The time frame is also much more liberal. The county must use 80% of the money within three years of accepting the grant and the remainder within six years.
When the Centers for Disease Control’s eviction ban is lifted in January, housing assistance could be crucial, he said.
“We expect huge local needs to continue next year as the recovery from the COVID-19 virus,” Maaytah said. “With the CDC eviction moratorium expiring at the end of the year, tenants will still be responsible for that rent. We will therefore monitor these issues closely so as not to increase the number of homeless people in the county. »

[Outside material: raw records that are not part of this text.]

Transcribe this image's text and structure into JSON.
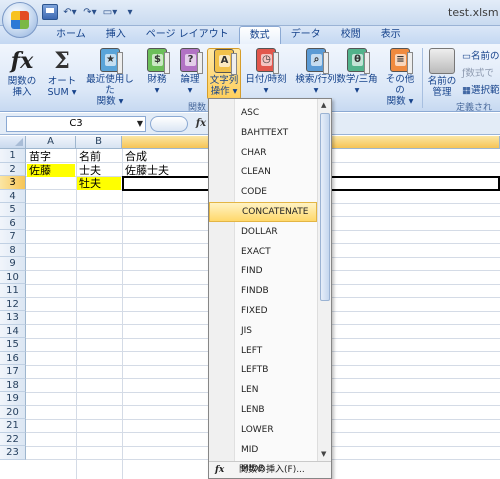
{
  "window": {
    "title": "test.xlsm"
  },
  "tabs": [
    "ホーム",
    "挿入",
    "ページ レイアウト",
    "数式",
    "データ",
    "校閲",
    "表示"
  ],
  "active_tab": "数式",
  "ribbon": {
    "insert_function": "関数の\n挿入",
    "autosum": "オート\nSUM ▾",
    "recent": "最近使用した\n関数 ▾",
    "financial": "財務\n▾",
    "logical": "論理\n▾",
    "text": "文字列\n操作 ▾",
    "datetime": "日付/時刻\n▾",
    "lookup": "検索/行列\n▾",
    "math": "数学/三角\n▾",
    "more": "その他の\n関数 ▾",
    "name_manager": "名前の\n管理",
    "group_label_library": "関数",
    "group_label_defined": "定義された",
    "name_define": "名前の",
    "use_in_formula": "数式で",
    "create_from_selection": "選択範"
  },
  "formula_bar": {
    "name_box": "C3",
    "fx": "fx"
  },
  "columns": [
    "A",
    "B",
    "C"
  ],
  "rows": [
    "1",
    "2",
    "3",
    "4",
    "5",
    "6",
    "7",
    "8",
    "9",
    "10",
    "11",
    "12",
    "13",
    "14",
    "15",
    "16",
    "17",
    "18",
    "19",
    "20",
    "21",
    "22",
    "23"
  ],
  "cells": {
    "A1": "苗字",
    "B1": "名前",
    "C1": "合成",
    "A2": "佐藤",
    "B2": "士夫",
    "C2": "佐藤士夫",
    "B3": "牡夫"
  },
  "dropdown": {
    "items": [
      "ASC",
      "BAHTTEXT",
      "CHAR",
      "CLEAN",
      "CODE",
      "CONCATENATE",
      "DOLLAR",
      "EXACT",
      "FIND",
      "FINDB",
      "FIXED",
      "JIS",
      "LEFT",
      "LEFTB",
      "LEN",
      "LENB",
      "LOWER",
      "MID",
      "MIDB"
    ],
    "highlighted": "CONCATENATE",
    "footer": "関数の挿入(F)..."
  },
  "colors": {
    "yellow_fill": "#ffff00",
    "ribbon_blue": "#15428b",
    "highlight": "#ffd86b"
  }
}
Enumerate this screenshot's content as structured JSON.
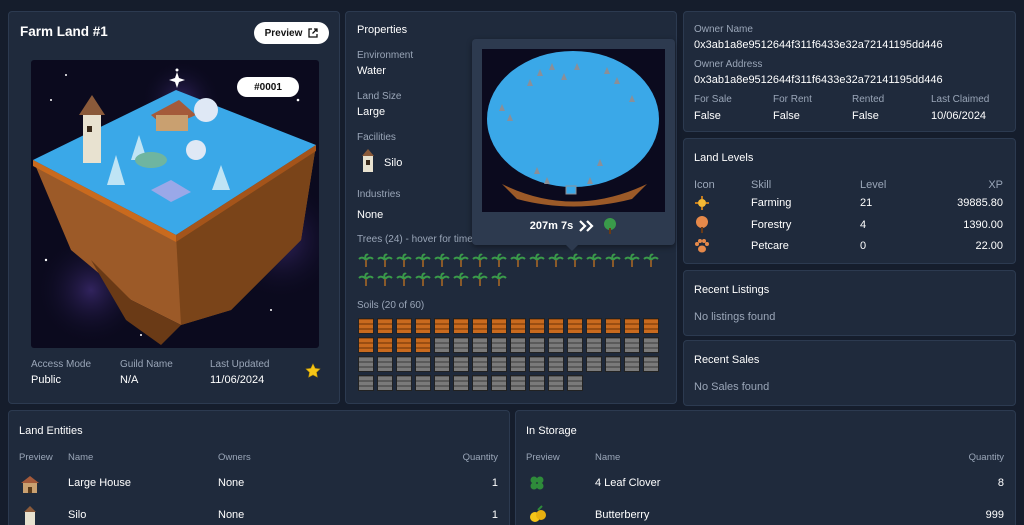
{
  "land": {
    "title": "Farm Land #1",
    "preview_label": "Preview",
    "badge": "#0001",
    "access_mode_label": "Access Mode",
    "access_mode": "Public",
    "guild_name_label": "Guild Name",
    "guild_name": "N/A",
    "last_updated_label": "Last Updated",
    "last_updated": "11/06/2024"
  },
  "properties": {
    "title": "Properties",
    "environment_label": "Environment",
    "environment": "Water",
    "land_size_label": "Land Size",
    "land_size": "Large",
    "facilities_label": "Facilities",
    "facility": "Silo",
    "industries_label": "Industries",
    "industries": "None",
    "trees_label": "Trees (24) - hover for time",
    "tree_count": 24,
    "soils_label": "Soils (20 of 60)",
    "soils_filled": 20,
    "soils_total": 60,
    "tooltip_time": "207m 7s"
  },
  "owner": {
    "owner_name_label": "Owner Name",
    "owner_name": "0x3ab1a8e9512644f311f6433e32a72141195dd446",
    "owner_address_label": "Owner Address",
    "owner_address": "0x3ab1a8e9512644f311f6433e32a72141195dd446",
    "for_sale_label": "For Sale",
    "for_sale": "False",
    "for_rent_label": "For Rent",
    "for_rent": "False",
    "rented_label": "Rented",
    "rented": "False",
    "last_claimed_label": "Last Claimed",
    "last_claimed": "10/06/2024"
  },
  "levels": {
    "title": "Land Levels",
    "headers": {
      "icon": "Icon",
      "skill": "Skill",
      "level": "Level",
      "xp": "XP"
    },
    "rows": [
      {
        "skill": "Farming",
        "level": "21",
        "xp": "39885.80",
        "icon": "farming-icon"
      },
      {
        "skill": "Forestry",
        "level": "4",
        "xp": "1390.00",
        "icon": "forestry-icon"
      },
      {
        "skill": "Petcare",
        "level": "0",
        "xp": "22.00",
        "icon": "petcare-icon"
      }
    ]
  },
  "listings": {
    "title": "Recent Listings",
    "empty": "No listings found"
  },
  "sales": {
    "title": "Recent Sales",
    "empty": "No Sales found"
  },
  "entities": {
    "title": "Land Entities",
    "headers": {
      "preview": "Preview",
      "name": "Name",
      "owners": "Owners",
      "quantity": "Quantity"
    },
    "rows": [
      {
        "name": "Large House",
        "owners": "None",
        "quantity": "1"
      },
      {
        "name": "Silo",
        "owners": "None",
        "quantity": "1"
      }
    ]
  },
  "storage": {
    "title": "In Storage",
    "headers": {
      "preview": "Preview",
      "name": "Name",
      "quantity": "Quantity"
    },
    "rows": [
      {
        "name": "4 Leaf Clover",
        "quantity": "8"
      },
      {
        "name": "Butterberry",
        "quantity": "999"
      }
    ]
  },
  "colors": {
    "background": "#151d2c",
    "panel": "#1f2a3c",
    "label": "#9aa6b8",
    "water": "#3aa8e8",
    "soil_filled": "#c96a1e",
    "soil_empty": "#7a7a7a",
    "star": "#f5c518"
  }
}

Commissioners have already reallocated CDBG money from last year for housing assistance. They donated $75,000 to the Butler County Housing and Homeless Coalition to rehouse homeless people and get them away from shelters.
The Coalition’s Mindy Muller said it has spent $44,000 and helped 74 households so far.
“We are currently using the county allowance primarily to pay security deposits and first month’s rent, as well as place people in temporary housing until they can move into permanent housing,” a- she declared. “It worked wonderfully.”
Hamilton will receive $342,322 in this latest funding allocation. Chief Financial Officer Dave Jones said he had allocated $405,817 to help their residents pay rent and utilities, using local non-profit Neighborhood Housing Services (NHS) and supports to encourage low-income families (SELF) as channels. He said the new money will be spent the same way.
SELF executive director Jeffrey Diver said each of the nonprofits received $125,000 and his agency was helping utilities and the NHS with rent and mortgage assistance.
The agencies just launched the schemes last week, SELF received six requests for assistance and the NHS a dozen.
He said this program is important because “the tsunami we were told to expect is here.” There was a week during this crisis in which they received 500 calls for assistance for many things, not just rent and utilities.
“This is tremendous support for families struggling due to the effects of the pandemic,” Diver said. “It’s really going to mean, at least in the city of Hamilton, that you have people who can stay home with their utilities connected during this difficult time.”
He said they received a block grant of $103,000 for community services from CARES earlier in the pandemic and helped 58 families, the rent cap was $800. There is no cap on utility assistance.
Lorie DiStaola, executive director of Neighborhood Housing, said rent and mortgage assistance is capped at $1,800, the resident must have proof they are in arrears and the inability to pay has been caused by the pandemic. She estimated that they could serve about 62 families with the money they already had, and the payments went directly to the landlord or the mortgage company.
The town of Middletown will receive $271,165 and Susan Cohen, director of administrative services, said she is still determining how best to use the money.
“Our priorities remain how to best support unemployed citizens and those facing homelessness during this time,” Cohen said. “Hopefully we’ll have a better response on allocations this week or next, but right now we’re figuring out how best to use the funds to address those concerns.”
HOW TO GET HELP
Hamilton residents who need help can call Neighborhood Housing Services at 513-737-9301 and SELF at 513-868-9300.